I stood up in the meeting and delivered this monologue :

1.     I have come from South Africa on this epic journey and it has cost me $ 10 000 (largely overstated), and I was NOT prepared to leave Alaska without seeing it.

2,     If they would give me leave (as I think they should on moral grounds), I will leave the group now and do ALASKA ON MY OWN - EVEN IF I HAVE TO BACKPACK.

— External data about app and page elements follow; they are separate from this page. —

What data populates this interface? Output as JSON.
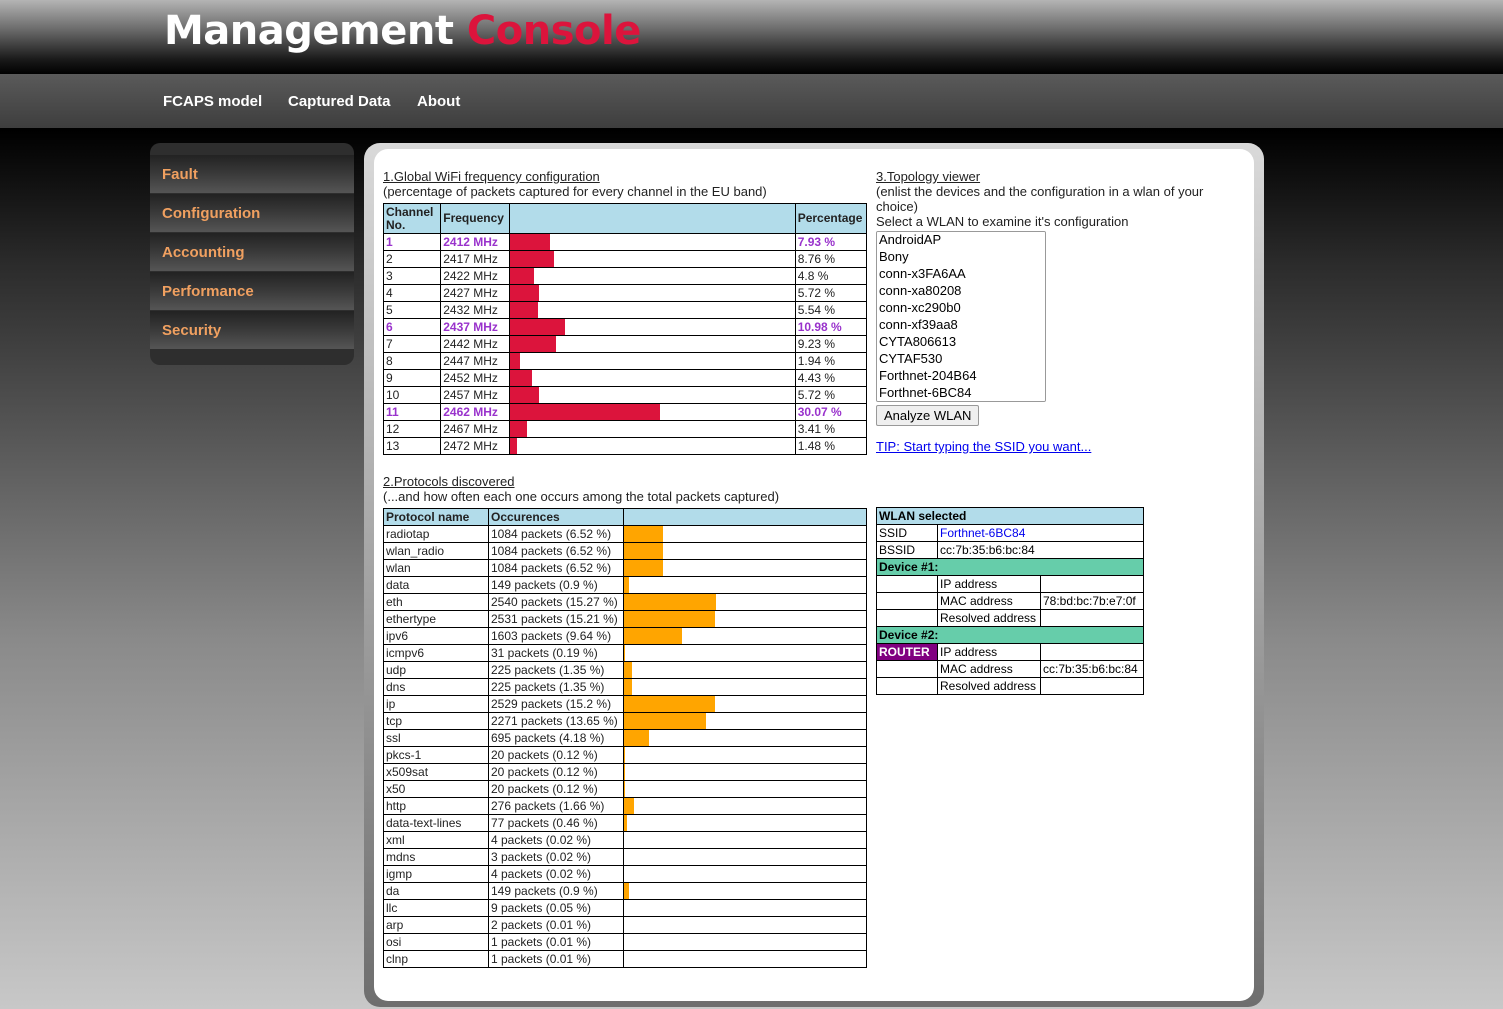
{
  "app": {
    "title_main": "Management",
    "title_accent": "Console"
  },
  "nav": [
    "FCAPS model",
    "Captured Data",
    "About"
  ],
  "sidebar": [
    "Fault",
    "Configuration",
    "Accounting",
    "Performance",
    "Security"
  ],
  "section1": {
    "heading": "1.Global WiFi frequency configuration",
    "subtitle": "(percentage of packets captured for every channel in the EU band)",
    "columns": [
      "Channel No.",
      "Frequency",
      "",
      "Percentage"
    ],
    "rows": [
      {
        "ch": "1",
        "freq": "2412 MHz",
        "pct": "7.93 %",
        "val": 7.93,
        "hl": true
      },
      {
        "ch": "2",
        "freq": "2417 MHz",
        "pct": "8.76 %",
        "val": 8.76,
        "hl": false
      },
      {
        "ch": "3",
        "freq": "2422 MHz",
        "pct": "4.8 %",
        "val": 4.8,
        "hl": false
      },
      {
        "ch": "4",
        "freq": "2427 MHz",
        "pct": "5.72 %",
        "val": 5.72,
        "hl": false
      },
      {
        "ch": "5",
        "freq": "2432 MHz",
        "pct": "5.54 %",
        "val": 5.54,
        "hl": false
      },
      {
        "ch": "6",
        "freq": "2437 MHz",
        "pct": "10.98 %",
        "val": 10.98,
        "hl": true
      },
      {
        "ch": "7",
        "freq": "2442 MHz",
        "pct": "9.23 %",
        "val": 9.23,
        "hl": false
      },
      {
        "ch": "8",
        "freq": "2447 MHz",
        "pct": "1.94 %",
        "val": 1.94,
        "hl": false
      },
      {
        "ch": "9",
        "freq": "2452 MHz",
        "pct": "4.43 %",
        "val": 4.43,
        "hl": false
      },
      {
        "ch": "10",
        "freq": "2457 MHz",
        "pct": "5.72 %",
        "val": 5.72,
        "hl": false
      },
      {
        "ch": "11",
        "freq": "2462 MHz",
        "pct": "30.07 %",
        "val": 30.07,
        "hl": true
      },
      {
        "ch": "12",
        "freq": "2467 MHz",
        "pct": "3.41 %",
        "val": 3.41,
        "hl": false
      },
      {
        "ch": "13",
        "freq": "2472 MHz",
        "pct": "1.48 %",
        "val": 1.48,
        "hl": false
      }
    ]
  },
  "section2": {
    "heading": "2.Protocols discovered",
    "subtitle": "(...and how often each one occurs among the total packets captured)",
    "columns": [
      "Protocol name",
      "Occurences",
      ""
    ],
    "rows": [
      {
        "name": "radiotap",
        "occ": "1084 packets (6.52 %)",
        "val": 6.52
      },
      {
        "name": "wlan_radio",
        "occ": "1084 packets (6.52 %)",
        "val": 6.52
      },
      {
        "name": "wlan",
        "occ": "1084 packets (6.52 %)",
        "val": 6.52
      },
      {
        "name": "data",
        "occ": "149 packets (0.9 %)",
        "val": 0.9
      },
      {
        "name": "eth",
        "occ": "2540 packets (15.27 %)",
        "val": 15.27
      },
      {
        "name": "ethertype",
        "occ": "2531 packets (15.21 %)",
        "val": 15.21
      },
      {
        "name": "ipv6",
        "occ": "1603 packets (9.64 %)",
        "val": 9.64
      },
      {
        "name": "icmpv6",
        "occ": "31 packets (0.19 %)",
        "val": 0.19
      },
      {
        "name": "udp",
        "occ": "225 packets (1.35 %)",
        "val": 1.35
      },
      {
        "name": "dns",
        "occ": "225 packets (1.35 %)",
        "val": 1.35
      },
      {
        "name": "ip",
        "occ": "2529 packets (15.2 %)",
        "val": 15.2
      },
      {
        "name": "tcp",
        "occ": "2271 packets (13.65 %)",
        "val": 13.65
      },
      {
        "name": "ssl",
        "occ": "695 packets (4.18 %)",
        "val": 4.18
      },
      {
        "name": "pkcs-1",
        "occ": "20 packets (0.12 %)",
        "val": 0.12
      },
      {
        "name": "x509sat",
        "occ": "20 packets (0.12 %)",
        "val": 0.12
      },
      {
        "name": "x50",
        "occ": "20 packets (0.12 %)",
        "val": 0.12
      },
      {
        "name": "http",
        "occ": "276 packets (1.66 %)",
        "val": 1.66
      },
      {
        "name": "data-text-lines",
        "occ": "77 packets (0.46 %)",
        "val": 0.46
      },
      {
        "name": "xml",
        "occ": "4 packets (0.02 %)",
        "val": 0.02
      },
      {
        "name": "mdns",
        "occ": "3 packets (0.02 %)",
        "val": 0.02
      },
      {
        "name": "igmp",
        "occ": "4 packets (0.02 %)",
        "val": 0.02
      },
      {
        "name": "da",
        "occ": "149 packets (0.9 %)",
        "val": 0.9
      },
      {
        "name": "llc",
        "occ": "9 packets (0.05 %)",
        "val": 0.05
      },
      {
        "name": "arp",
        "occ": "2 packets (0.01 %)",
        "val": 0.01
      },
      {
        "name": "osi",
        "occ": "1 packets (0.01 %)",
        "val": 0.01
      },
      {
        "name": "clnp",
        "occ": "1 packets (0.01 %)",
        "val": 0.01
      }
    ]
  },
  "section3": {
    "heading": "3.Topology viewer",
    "subtitle": "(enlist the devices and the configuration in a wlan of your choice)",
    "prompt": "Select a WLAN to examine it's configuration",
    "wlans": [
      "AndroidAP",
      "Bony",
      "conn-x3FA6AA",
      "conn-xa80208",
      "conn-xc290b0",
      "conn-xf39aa8",
      "CYTA806613",
      "CYTAF530",
      "Forthnet-204B64",
      "Forthnet-6BC84"
    ],
    "button": "Analyze WLAN",
    "tip": "TIP: Start typing the SSID you want..."
  },
  "wlan_selected": {
    "header": "WLAN selected",
    "ssid_label": "SSID",
    "ssid": "Forthnet-6BC84",
    "bssid_label": "BSSID",
    "bssid": "cc:7b:35:b6:bc:84",
    "devices": [
      {
        "title": "Device #1:",
        "badge": "",
        "ip_label": "IP address",
        "ip": "",
        "mac_label": "MAC address",
        "mac": "78:bd:bc:7b:e7:0f",
        "res_label": "Resolved address",
        "res": ""
      },
      {
        "title": "Device #2:",
        "badge": "ROUTER",
        "ip_label": "IP address",
        "ip": "",
        "mac_label": "MAC address",
        "mac": "cc:7b:35:b6:bc:84",
        "res_label": "Resolved address",
        "res": ""
      }
    ]
  },
  "colors": {
    "freq_bar": "#dc143c",
    "proto_bar": "#ffa500",
    "highlight": "#9932cc",
    "header_bg": "#b2dcea",
    "device_bg": "#66cdaa",
    "router_bg": "#800080"
  }
}
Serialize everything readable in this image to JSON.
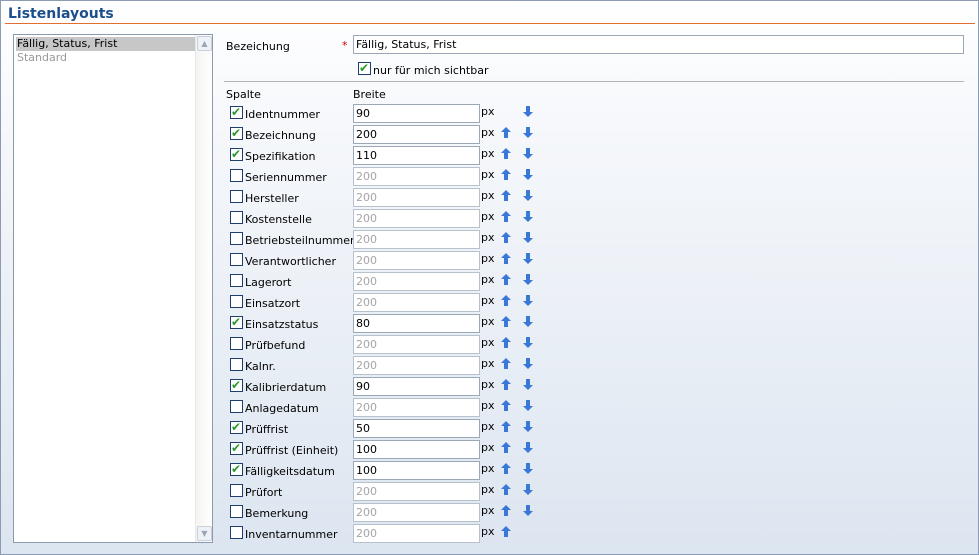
{
  "page": {
    "title": "Listenlayouts"
  },
  "layouts": [
    {
      "label": "Fällig, Status, Frist",
      "selected": true
    },
    {
      "label": "Standard",
      "selected": false
    }
  ],
  "form": {
    "name_label": "Bezeichung",
    "required_marker": "*",
    "name_value": "Fällig, Status, Frist",
    "private_label": "nur für mich sichtbar",
    "private_checked": true,
    "col_header_column": "Spalte",
    "col_header_width": "Breite",
    "unit": "px"
  },
  "columns": [
    {
      "name": "Identnummer",
      "checked": true,
      "width": "90"
    },
    {
      "name": "Bezeichnung",
      "checked": true,
      "width": "200"
    },
    {
      "name": "Spezifikation",
      "checked": true,
      "width": "110"
    },
    {
      "name": "Seriennummer",
      "checked": false,
      "width": "200"
    },
    {
      "name": "Hersteller",
      "checked": false,
      "width": "200"
    },
    {
      "name": "Kostenstelle",
      "checked": false,
      "width": "200"
    },
    {
      "name": "Betriebsteilnummer",
      "checked": false,
      "width": "200"
    },
    {
      "name": "Verantwortlicher",
      "checked": false,
      "width": "200"
    },
    {
      "name": "Lagerort",
      "checked": false,
      "width": "200"
    },
    {
      "name": "Einsatzort",
      "checked": false,
      "width": "200"
    },
    {
      "name": "Einsatzstatus",
      "checked": true,
      "width": "80"
    },
    {
      "name": "Prüfbefund",
      "checked": false,
      "width": "200"
    },
    {
      "name": "Kalnr.",
      "checked": false,
      "width": "200"
    },
    {
      "name": "Kalibrierdatum",
      "checked": true,
      "width": "90"
    },
    {
      "name": "Anlagedatum",
      "checked": false,
      "width": "200"
    },
    {
      "name": "Prüffrist",
      "checked": true,
      "width": "50"
    },
    {
      "name": "Prüffrist (Einheit)",
      "checked": true,
      "width": "100"
    },
    {
      "name": "Fälligkeitsdatum",
      "checked": true,
      "width": "100"
    },
    {
      "name": "Prüfort",
      "checked": false,
      "width": "200"
    },
    {
      "name": "Bemerkung",
      "checked": false,
      "width": "200"
    },
    {
      "name": "Inventarnummer",
      "checked": false,
      "width": "200"
    }
  ],
  "colors": {
    "title": "#1b4e8c",
    "title_rule": "#e07030",
    "arrow": "#3a78d8",
    "check": "#2a9a2a"
  }
}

There is general consensus that I will be allowed to proceed on my own, so that is why I am now, thirty minutes later, on a shuttle van to Anchorage - all on my own. I know where we have been booked to sleep the few nights in Anchorage - so I will be using the five rooms - all by myself. So, I take the high road and you take the low road and I'll be in Scotland afore ye.
However, when I entered the reception of the hotel in Anchorage that night at seven, I hear my name called loudly - which I found funny, not having known that I have progeny in Alaska. It turns out to be four guys whom have I left at Fairbanks. And what are you doing here ? I ask with surprise. Dave replied that after I left the group, they were inspired by my monologue and decided to also complete the trip - and they are here - having taken an airline from Fairbanks.

Naturally I was very pleased and we wined and dined in ecstasy of the opportunity given us to really see this part of Alaska, where the most beautiful views are to be had. We were just sitting down for dinner when we are greeted by another three guys from the group - yes, they sneaked into the airport with their own aircraft during a lull in the weather. So we are complete except for Paul and Gerry, who were now busy with the ungrateful task of extricating themselves from the bad Alaskan weather on their way to Toronto without seeing Alaska - so I say goodbye to them in my mind, conjuring up many images of discoverers in centuries gone by, who aborted their journey a few yards from their destination - and missing glory. I can see from the weather forecast for their trip back to Toronto, that they will have a fight with bad weather being enveloped between two severe weather systems. Their passage will be as fast as these systems move, which turned out to be very slow. They reached Toronto about a week later, while I was enjoying my visit to Nicola in Edmonton, on the pre-arranged time, after having an unforgettable time in Alaska.

You can see my photos here :

and here